Smart phone and laptop charging

4. Avoid electronics plugged into power

When electrodes are placed on your head and chest, the electrical signals produced by your brain and heart are recorded. However, these signals can easily become lost in noise introduced by external sources. This is most common when a person comes into contact with certain appliances that are connected to a power source.

Devices you should not use while plugged in to power

  • Phones 
  • Electric blankets
  • Laptops

Some devices you can use while plugged in to power

  • Desktop computers
  • Electric toothbrushes 
  • Playstation & Xbox
  • Vacuum cleaner (briefly) 
  • Iron

If you are unsure about whether a device is suitable for use during your monitoring period, simply contact our support team on 1300 869 888, option 1.

5. Log your events

For the purposes of testing, an accurate record of when you are experiencing symptoms is essential in assisting our clinical scientists review your data.

Download the Seer app prior to your appointment to help you keep a record of your events before, during, and after your monitoring. Tracking events creates a digital time stamp of when, where, and what has occurred.

Timestamps help our team to navigate directly to the parts of the data where you’ve indicated something happened so that we can match up any physical symptoms with your EEG and ECG.

Additionally, the Seer app can be used as a medication scheduler — a useful tool for those who need a friendly reminder. Having a reminder of when to take medications — or a record of when you’ve missed them — can help your doctor make decisions about your medication moving forward.

Person cooling down with a fan

6. Complete the full duration for your study

Your doctor has requested a specific amount of time for you to be monitored, so it’s very important to follow through with your study right until the last day. They have chosen the duration with consideration of the frequency of your events, your circumstances, and the amount of monitoring time they need in order to get a sufficient report.

While it may be tempting to disconnect early because the equipment is getting uncomfortable or you think you’ve had enough events during your study, it is heavily recommended that you stick it out until your study is complete. Events are often unpredictable, and the case may be that you are experiencing events that you aren’t aware of.

If you disconnect early, any events that happen afterwards will not be captured. Unfortunately, this means that you will likely need to repeat the entire test if an event was not captured because of an early disconnection.

7. Avoid moisture and stay cool

To get a reliable recording of your brain activity, a strong adhesive is used to make sure the electrodes stay in place.

There are three (3) factors that will loosen the connection of the electrodes to your head.

1. Scratching

You may have an itch, but it’s best not to scratch! Scratching can dislodge the electrodes. Like with a pesky mosquito bite, ignoring it is best. However, if you are unable to shake the itch, scratch around the electrodes and keep it to a minimum. Gently applying pressure to an irritated electrode may also help to reduce discomfort.

2. Moisture

The small things make the biggest difference when undergoing any kind of medical testing and the daily ritual of showering is one of them! Depending on the system you are given, you may be able to bathe or shower.
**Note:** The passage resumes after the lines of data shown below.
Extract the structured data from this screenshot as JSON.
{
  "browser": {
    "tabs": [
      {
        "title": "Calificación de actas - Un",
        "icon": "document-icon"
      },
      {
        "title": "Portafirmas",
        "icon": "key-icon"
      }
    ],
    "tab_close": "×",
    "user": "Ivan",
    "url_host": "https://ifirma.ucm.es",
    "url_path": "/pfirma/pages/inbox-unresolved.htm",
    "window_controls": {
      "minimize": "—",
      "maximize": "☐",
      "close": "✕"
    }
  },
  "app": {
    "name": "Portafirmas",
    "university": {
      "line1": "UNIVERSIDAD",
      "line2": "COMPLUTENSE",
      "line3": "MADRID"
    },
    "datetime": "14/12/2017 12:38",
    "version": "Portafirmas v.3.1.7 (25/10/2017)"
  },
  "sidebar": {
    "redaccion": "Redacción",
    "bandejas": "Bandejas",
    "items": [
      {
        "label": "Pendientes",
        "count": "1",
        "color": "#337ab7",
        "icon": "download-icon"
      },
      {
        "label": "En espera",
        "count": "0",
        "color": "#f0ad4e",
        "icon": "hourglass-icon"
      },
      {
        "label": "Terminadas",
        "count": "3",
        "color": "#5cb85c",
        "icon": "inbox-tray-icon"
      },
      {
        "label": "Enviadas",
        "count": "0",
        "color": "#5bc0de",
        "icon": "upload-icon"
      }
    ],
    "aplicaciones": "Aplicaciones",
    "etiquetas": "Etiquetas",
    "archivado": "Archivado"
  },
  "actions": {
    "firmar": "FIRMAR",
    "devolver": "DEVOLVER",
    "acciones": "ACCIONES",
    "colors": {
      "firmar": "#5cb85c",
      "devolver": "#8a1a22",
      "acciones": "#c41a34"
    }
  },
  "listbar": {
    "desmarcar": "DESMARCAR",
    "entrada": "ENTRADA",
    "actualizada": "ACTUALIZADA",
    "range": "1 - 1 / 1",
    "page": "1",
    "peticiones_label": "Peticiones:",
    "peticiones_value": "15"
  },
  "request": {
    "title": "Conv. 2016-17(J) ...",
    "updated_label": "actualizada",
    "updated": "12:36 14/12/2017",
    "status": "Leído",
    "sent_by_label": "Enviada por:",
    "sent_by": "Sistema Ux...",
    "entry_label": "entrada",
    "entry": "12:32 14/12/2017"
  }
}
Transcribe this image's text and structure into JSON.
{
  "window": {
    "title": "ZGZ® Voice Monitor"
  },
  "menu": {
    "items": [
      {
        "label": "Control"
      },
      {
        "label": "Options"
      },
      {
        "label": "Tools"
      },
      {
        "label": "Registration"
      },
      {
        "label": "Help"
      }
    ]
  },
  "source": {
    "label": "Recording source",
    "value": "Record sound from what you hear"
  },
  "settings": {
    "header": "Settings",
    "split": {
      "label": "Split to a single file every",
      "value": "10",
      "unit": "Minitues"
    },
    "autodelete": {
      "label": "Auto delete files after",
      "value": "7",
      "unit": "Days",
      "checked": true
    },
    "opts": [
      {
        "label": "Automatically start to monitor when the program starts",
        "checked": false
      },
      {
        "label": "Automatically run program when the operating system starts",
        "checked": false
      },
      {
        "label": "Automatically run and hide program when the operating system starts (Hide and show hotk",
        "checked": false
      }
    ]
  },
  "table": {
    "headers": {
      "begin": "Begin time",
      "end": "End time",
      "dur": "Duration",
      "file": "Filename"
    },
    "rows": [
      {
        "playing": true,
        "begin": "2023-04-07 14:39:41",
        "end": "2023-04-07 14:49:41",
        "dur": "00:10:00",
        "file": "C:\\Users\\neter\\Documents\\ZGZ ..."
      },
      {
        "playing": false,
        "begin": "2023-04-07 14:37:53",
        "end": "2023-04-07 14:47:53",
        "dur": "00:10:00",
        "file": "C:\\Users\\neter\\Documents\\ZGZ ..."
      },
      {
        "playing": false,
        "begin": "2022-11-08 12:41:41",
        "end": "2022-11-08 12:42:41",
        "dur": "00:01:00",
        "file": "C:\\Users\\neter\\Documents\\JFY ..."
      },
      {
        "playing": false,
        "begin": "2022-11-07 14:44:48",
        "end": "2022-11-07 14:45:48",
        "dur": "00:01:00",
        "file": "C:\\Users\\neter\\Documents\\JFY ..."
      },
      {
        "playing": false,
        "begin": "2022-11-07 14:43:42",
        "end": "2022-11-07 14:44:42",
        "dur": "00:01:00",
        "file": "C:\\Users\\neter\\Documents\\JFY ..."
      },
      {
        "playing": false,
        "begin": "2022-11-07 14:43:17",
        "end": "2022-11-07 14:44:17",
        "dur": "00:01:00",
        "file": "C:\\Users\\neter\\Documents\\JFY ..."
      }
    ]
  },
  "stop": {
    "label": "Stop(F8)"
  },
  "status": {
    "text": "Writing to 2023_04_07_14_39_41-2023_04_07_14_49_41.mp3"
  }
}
To reduce the chance of moisture loosening the electrodes while bathing, it is important to use the shower cap provided. The shower cap should be pulled down over your ears and eyebrows. If you can, turn on a bathroom fan and keep windows open to reduce moisture.
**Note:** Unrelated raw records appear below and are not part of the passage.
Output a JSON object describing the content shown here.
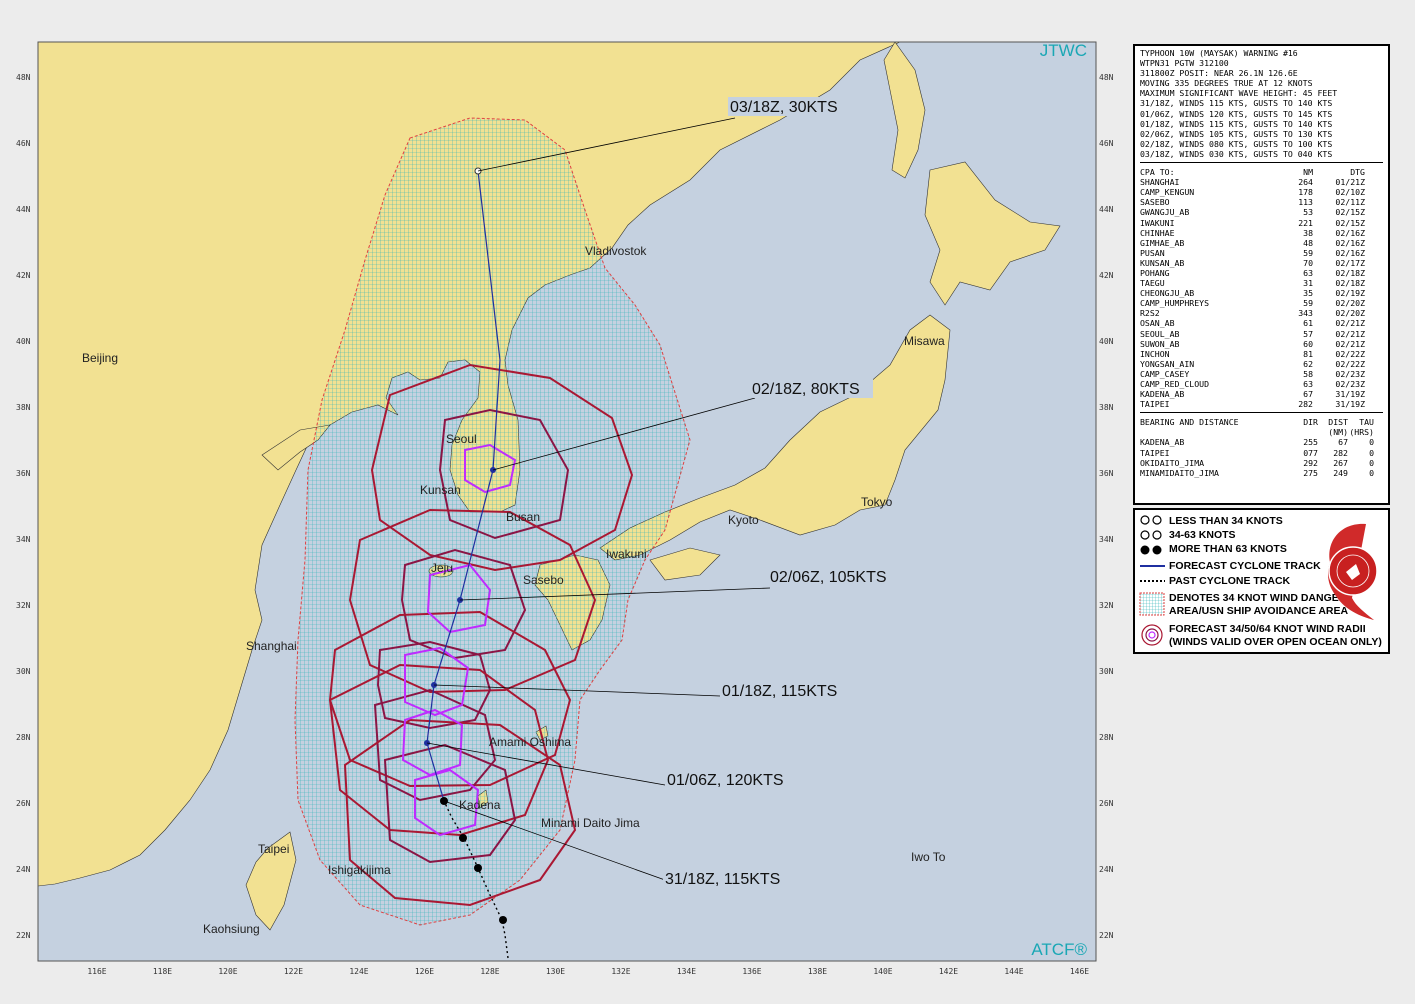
{
  "map": {
    "source_label": "JTWC",
    "footer_label": "ATCF®",
    "lon_labels": [
      "116E",
      "118E",
      "120E",
      "122E",
      "124E",
      "126E",
      "128E",
      "130E",
      "132E",
      "134E",
      "136E",
      "138E",
      "140E",
      "142E",
      "144E",
      "146E"
    ],
    "lat_labels": [
      "48N",
      "46N",
      "44N",
      "42N",
      "40N",
      "38N",
      "36N",
      "34N",
      "32N",
      "30N",
      "28N",
      "26N",
      "24N",
      "22N"
    ],
    "places": [
      "Vladivostok",
      "Beijing",
      "Misawa",
      "Seoul",
      "Kunsan",
      "Busan",
      "Kyoto",
      "Tokyo",
      "Iwakuni",
      "Jeju",
      "Sasebo",
      "Shanghai",
      "Amami Oshima",
      "Kadena",
      "Minami Daito Jima",
      "Taipei",
      "Iwo To",
      "Ishigakijima",
      "Kaohsiung"
    ],
    "forecast_labels": [
      "03/18Z,  30KTS",
      "02/18Z,  80KTS",
      "02/06Z, 105KTS",
      "01/18Z, 115KTS",
      "01/06Z, 120KTS",
      "31/18Z, 115KTS"
    ],
    "colors": {
      "land": "#f2e192",
      "ocean": "#c5d1e0",
      "danger": "#2fb3b8",
      "r34": "#aa1833",
      "r50": "#8b1545",
      "r64": "#bf2cff",
      "track": "#1f2fa0",
      "jtwc": "#1aa7b5"
    }
  },
  "warning": {
    "header": [
      "TYPHOON 10W (MAYSAK) WARNING #16",
      "WTPN31 PGTW 312100",
      "311800Z POSIT: NEAR 26.1N 126.6E",
      "MOVING 335 DEGREES TRUE AT 12 KNOTS",
      "MAXIMUM SIGNIFICANT WAVE HEIGHT: 45 FEET",
      "31/18Z, WINDS 115 KTS, GUSTS TO 140 KTS",
      "01/06Z, WINDS 120 KTS, GUSTS TO 145 KTS",
      "01/18Z, WINDS 115 KTS, GUSTS TO 140 KTS",
      "02/06Z, WINDS 105 KTS, GUSTS TO 130 KTS",
      "02/18Z, WINDS 080 KTS, GUSTS TO 100 KTS",
      "03/18Z, WINDS 030 KTS, GUSTS TO 040 KTS"
    ],
    "cpa_header": [
      "CPA TO:",
      "NM",
      "DTG"
    ],
    "cpa": [
      [
        "SHANGHAI",
        "264",
        "01/21Z"
      ],
      [
        "CAMP_KENGUN",
        "178",
        "02/10Z"
      ],
      [
        "SASEBO",
        "113",
        "02/11Z"
      ],
      [
        "GWANGJU_AB",
        "53",
        "02/15Z"
      ],
      [
        "IWAKUNI",
        "221",
        "02/15Z"
      ],
      [
        "CHINHAE",
        "38",
        "02/16Z"
      ],
      [
        "GIMHAE_AB",
        "48",
        "02/16Z"
      ],
      [
        "PUSAN",
        "59",
        "02/16Z"
      ],
      [
        "KUNSAN_AB",
        "70",
        "02/17Z"
      ],
      [
        "POHANG",
        "63",
        "02/18Z"
      ],
      [
        "TAEGU",
        "31",
        "02/18Z"
      ],
      [
        "CHEONGJU_AB",
        "35",
        "02/19Z"
      ],
      [
        "CAMP_HUMPHREYS",
        "59",
        "02/20Z"
      ],
      [
        "R2S2",
        "343",
        "02/20Z"
      ],
      [
        "OSAN_AB",
        "61",
        "02/21Z"
      ],
      [
        "SEOUL_AB",
        "57",
        "02/21Z"
      ],
      [
        "SUWON_AB",
        "60",
        "02/21Z"
      ],
      [
        "INCHON",
        "81",
        "02/22Z"
      ],
      [
        "YONGSAN_AIN",
        "62",
        "02/22Z"
      ],
      [
        "CAMP_CASEY",
        "58",
        "02/23Z"
      ],
      [
        "CAMP_RED_CLOUD",
        "63",
        "02/23Z"
      ],
      [
        "KADENA_AB",
        "67",
        "31/19Z"
      ],
      [
        "TAIPEI",
        "282",
        "31/19Z"
      ]
    ],
    "bearing_header": [
      "BEARING AND DISTANCE",
      "DIR",
      "DIST",
      "TAU"
    ],
    "bearing_sub": [
      "",
      "",
      "(NM)",
      "(HRS)"
    ],
    "bearing": [
      [
        "KADENA_AB",
        "255",
        "67",
        "0"
      ],
      [
        "TAIPEI",
        "077",
        "282",
        "0"
      ],
      [
        "OKIDAITO_JIMA",
        "292",
        "267",
        "0"
      ],
      [
        "MINAMIDAITO_JIMA",
        "275",
        "249",
        "0"
      ]
    ]
  },
  "legend": {
    "items": [
      "LESS THAN 34 KNOTS",
      "34-63 KNOTS",
      "MORE THAN 63 KNOTS",
      "FORECAST CYCLONE TRACK",
      "PAST CYCLONE TRACK",
      "DENOTES 34 KNOT WIND DANGER",
      "AREA/USN SHIP AVOIDANCE AREA",
      "FORECAST 34/50/64 KNOT WIND RADII",
      "(WINDS VALID OVER OPEN OCEAN ONLY)"
    ]
  }
}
3. Sweat

Just like the moisture from a steamy bathroom, sweat can also reduce the quality of the signals recorded from your head and chest. Try to stay cool to maintain a strong connection between the electrodes and your scalp. This means keeping your environment at a comfortable temperature and avoiding physical activity that may cause you to work up a sweat.
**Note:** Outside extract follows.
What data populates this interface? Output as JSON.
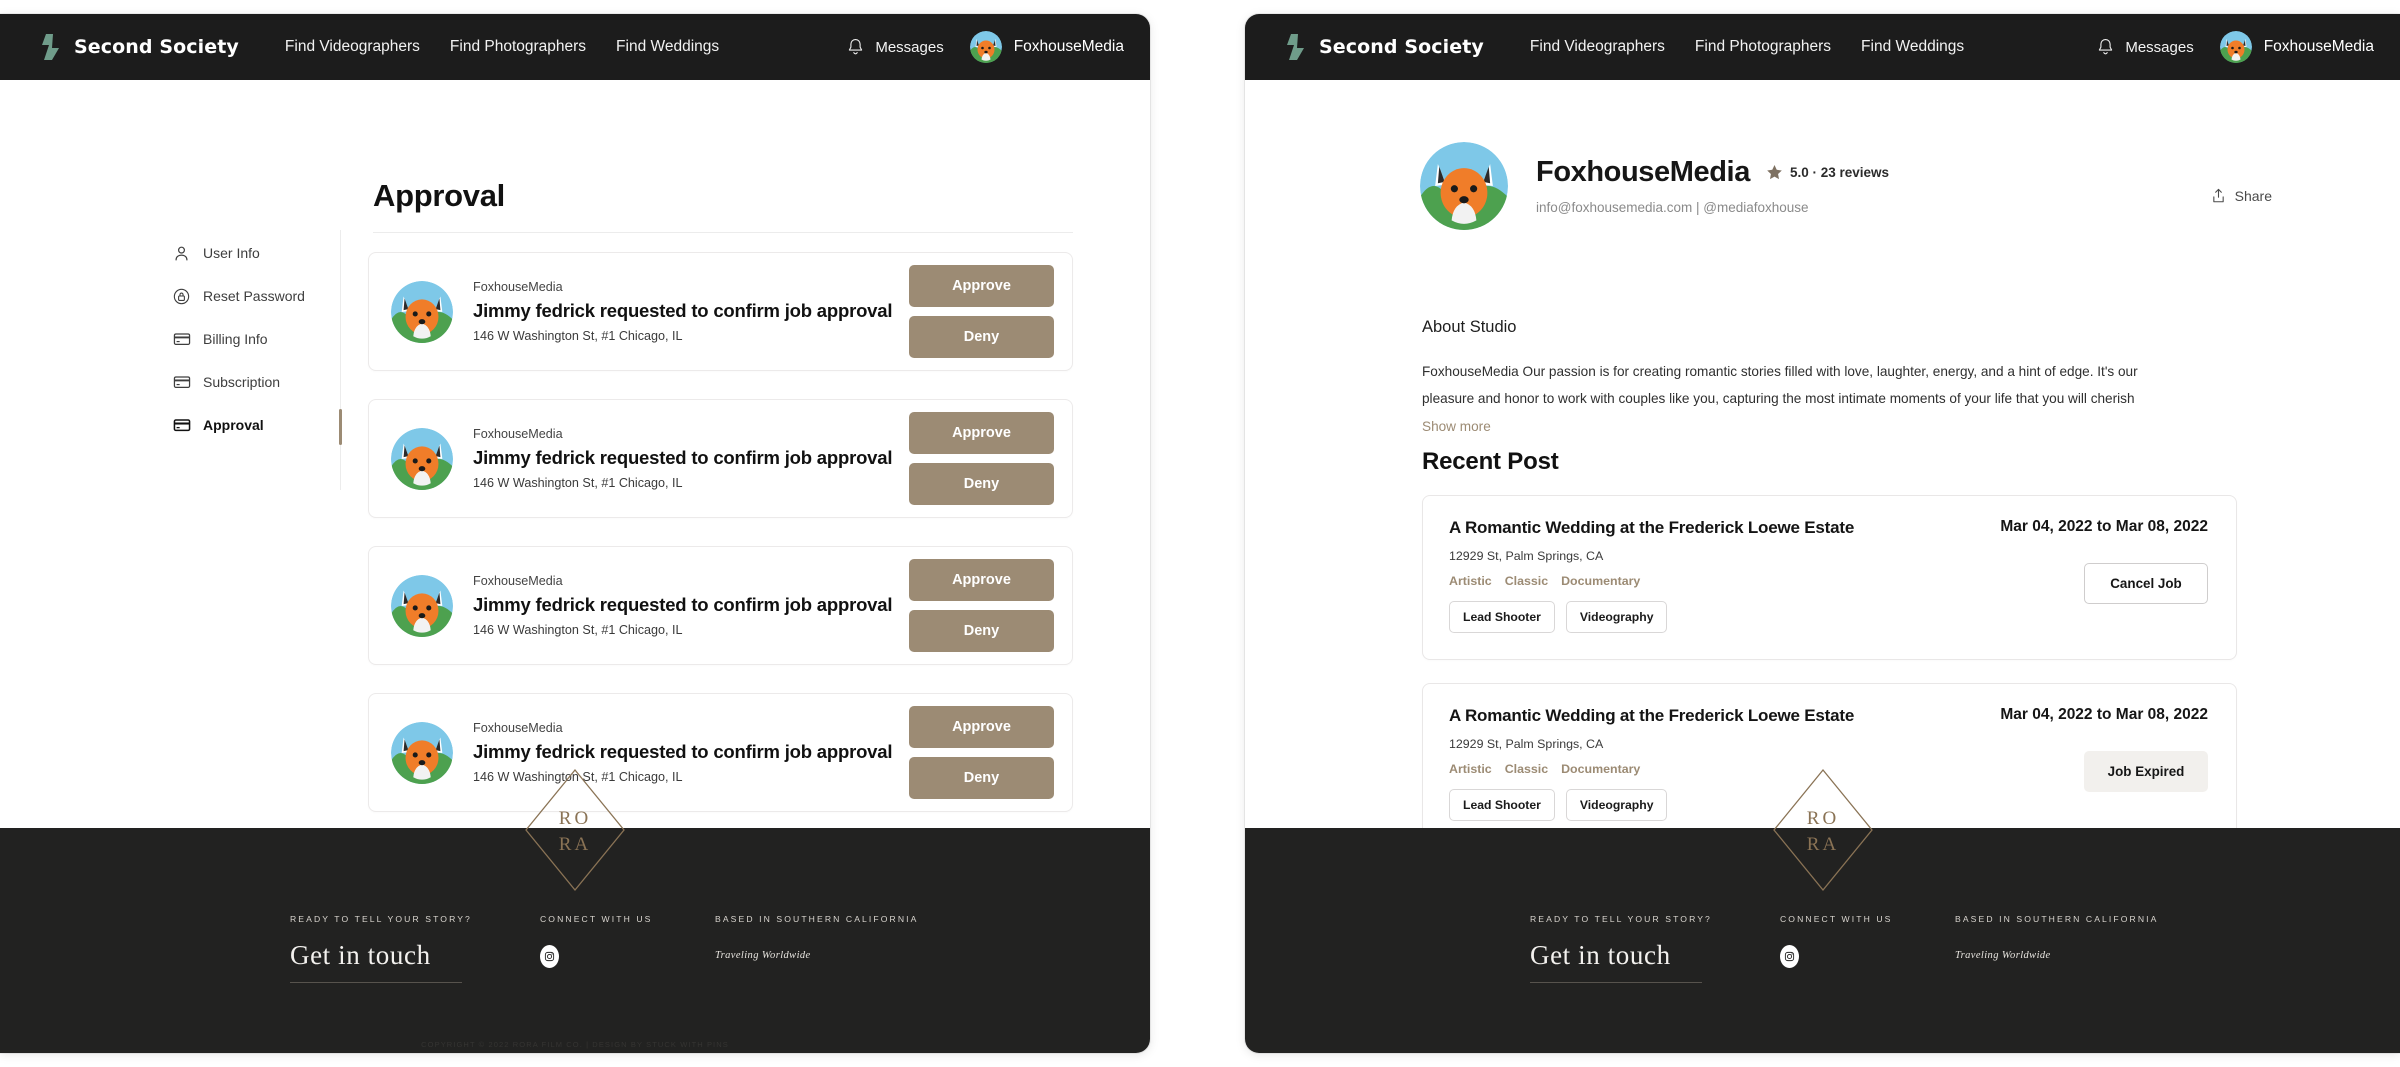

Happy monitoring!

By following these suggestions, you’ll be doing your part to ensure quality data is recorded throughout your monitoring period. For additional information get in touch and our friendly staff will be happy to answer your questions.

← Tips for monitoring — Part 1: How to prepare